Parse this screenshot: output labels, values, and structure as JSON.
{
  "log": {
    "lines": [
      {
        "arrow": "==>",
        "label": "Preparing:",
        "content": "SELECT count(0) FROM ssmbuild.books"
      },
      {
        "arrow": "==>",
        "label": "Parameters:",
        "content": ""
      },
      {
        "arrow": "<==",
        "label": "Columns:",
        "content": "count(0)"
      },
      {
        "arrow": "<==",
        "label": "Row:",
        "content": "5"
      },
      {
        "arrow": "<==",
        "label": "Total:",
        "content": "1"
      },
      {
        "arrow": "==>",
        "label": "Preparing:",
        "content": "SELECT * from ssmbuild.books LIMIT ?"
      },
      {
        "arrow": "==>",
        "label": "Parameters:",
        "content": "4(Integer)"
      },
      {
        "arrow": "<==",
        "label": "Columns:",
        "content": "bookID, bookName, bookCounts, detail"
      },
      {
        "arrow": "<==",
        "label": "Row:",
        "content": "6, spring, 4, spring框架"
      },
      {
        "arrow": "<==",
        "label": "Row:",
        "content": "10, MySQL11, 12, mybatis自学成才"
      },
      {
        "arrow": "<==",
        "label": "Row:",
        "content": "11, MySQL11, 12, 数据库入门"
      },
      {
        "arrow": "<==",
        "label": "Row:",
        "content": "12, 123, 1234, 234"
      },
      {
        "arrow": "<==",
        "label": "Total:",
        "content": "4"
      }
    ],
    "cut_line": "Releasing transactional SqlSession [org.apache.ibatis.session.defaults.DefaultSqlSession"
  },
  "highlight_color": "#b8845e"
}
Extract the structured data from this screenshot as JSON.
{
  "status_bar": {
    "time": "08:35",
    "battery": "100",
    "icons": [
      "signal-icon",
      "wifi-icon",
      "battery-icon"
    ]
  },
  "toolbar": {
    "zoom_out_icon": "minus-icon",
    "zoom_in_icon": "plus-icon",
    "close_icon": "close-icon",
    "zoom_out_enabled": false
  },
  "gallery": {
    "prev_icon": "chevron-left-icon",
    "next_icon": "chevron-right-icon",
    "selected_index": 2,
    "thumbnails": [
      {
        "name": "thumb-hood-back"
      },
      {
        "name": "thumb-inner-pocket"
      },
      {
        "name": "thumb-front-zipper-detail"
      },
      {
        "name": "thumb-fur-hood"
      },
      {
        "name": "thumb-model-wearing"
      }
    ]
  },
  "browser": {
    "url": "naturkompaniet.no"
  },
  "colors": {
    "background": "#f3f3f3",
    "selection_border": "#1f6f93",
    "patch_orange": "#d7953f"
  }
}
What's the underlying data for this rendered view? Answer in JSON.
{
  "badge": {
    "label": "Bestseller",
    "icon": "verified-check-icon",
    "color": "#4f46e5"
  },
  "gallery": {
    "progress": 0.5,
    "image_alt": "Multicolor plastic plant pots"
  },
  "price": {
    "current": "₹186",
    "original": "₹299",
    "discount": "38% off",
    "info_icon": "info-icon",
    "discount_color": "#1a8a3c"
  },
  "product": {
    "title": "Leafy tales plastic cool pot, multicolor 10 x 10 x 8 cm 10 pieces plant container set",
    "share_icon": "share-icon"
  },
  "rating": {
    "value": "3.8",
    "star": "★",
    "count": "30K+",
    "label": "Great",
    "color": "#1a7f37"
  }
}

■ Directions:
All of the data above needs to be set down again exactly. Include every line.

■ Answer to this task:
Parse this screenshot: output labels, values, and structure as JSON.
{
  "log": {
    "lines": [
      {
        "arrow": "==>",
        "label": "Preparing:",
        "content": "SELECT count(0) FROM ssmbuild.books"
      },
      {
        "arrow": "==>",
        "label": "Parameters:",
        "content": ""
      },
      {
        "arrow": "<==",
        "label": "Columns:",
        "content": "count(0)"
      },
      {
        "arrow": "<==",
        "label": "Row:",
        "content": "5"
      },
      {
        "arrow": "<==",
        "label": "Total:",
        "content": "1"
      },
      {
        "arrow": "==>",
        "label": "Preparing:",
        "content": "SELECT * from ssmbuild.books LIMIT ?"
      },
      {
        "arrow": "==>",
        "label": "Parameters:",
        "content": "4(Integer)"
      },
      {
        "arrow": "<==",
        "label": "Columns:",
        "content": "bookID, bookName, bookCounts, detail"
      },
      {
        "arrow": "<==",
        "label": "Row:",
        "content": "6, spring, 4, spring框架"
      },
      {
        "arrow": "<==",
        "label": "Row:",
        "content": "10, MySQL11, 12, mybatis自学成才"
      },
      {
        "arrow": "<==",
        "label": "Row:",
        "content": "11, MySQL11, 12, 数据库入门"
      },
      {
        "arrow": "<==",
        "label": "Row:",
        "content": "12, 123, 1234, 234"
      },
      {
        "arrow": "<==",
        "label": "Total:",
        "content": "4"
      }
    ],
    "cut_line": "Releasing transactional SqlSession [org.apache.ibatis.session.defaults.DefaultSqlSession"
  },
  "highlight_color": "#b8845e"
}
Extract the structured data from this screenshot as JSON.
{
  "status_bar": {
    "time": "08:35",
    "battery": "100",
    "icons": [
      "signal-icon",
      "wifi-icon",
      "battery-icon"
    ]
  },
  "toolbar": {
    "zoom_out_icon": "minus-icon",
    "zoom_in_icon": "plus-icon",
    "close_icon": "close-icon",
    "zoom_out_enabled": false
  },
  "gallery": {
    "prev_icon": "chevron-left-icon",
    "next_icon": "chevron-right-icon",
    "selected_index": 2,
    "thumbnails": [
      {
        "name": "thumb-hood-back"
      },
      {
        "name": "thumb-inner-pocket"
      },
      {
        "name": "thumb-front-zipper-detail"
      },
      {
        "name": "thumb-fur-hood"
      },
      {
        "name": "thumb-model-wearing"
      }
    ]
  },
  "browser": {
    "url": "naturkompaniet.no"
  },
  "colors": {
    "background": "#f3f3f3",
    "selection_border": "#1f6f93",
    "patch_orange": "#d7953f"
  }
}
What's the underlying data for this rendered view? Answer in JSON.
{
  "badge": {
    "label": "Bestseller",
    "icon": "verified-check-icon",
    "color": "#4f46e5"
  },
  "gallery": {
    "progress": 0.5,
    "image_alt": "Multicolor plastic plant pots"
  },
  "price": {
    "current": "₹186",
    "original": "₹299",
    "discount": "38% off",
    "info_icon": "info-icon",
    "discount_color": "#1a8a3c"
  },
  "product": {
    "title": "Leafy tales plastic cool pot, multicolor 10 x 10 x 8 cm 10 pieces plant container set",
    "share_icon": "share-icon"
  },
  "rating": {
    "value": "3.8",
    "star": "★",
    "count": "30K+",
    "label": "Great",
    "color": "#1a7f37"
  }
}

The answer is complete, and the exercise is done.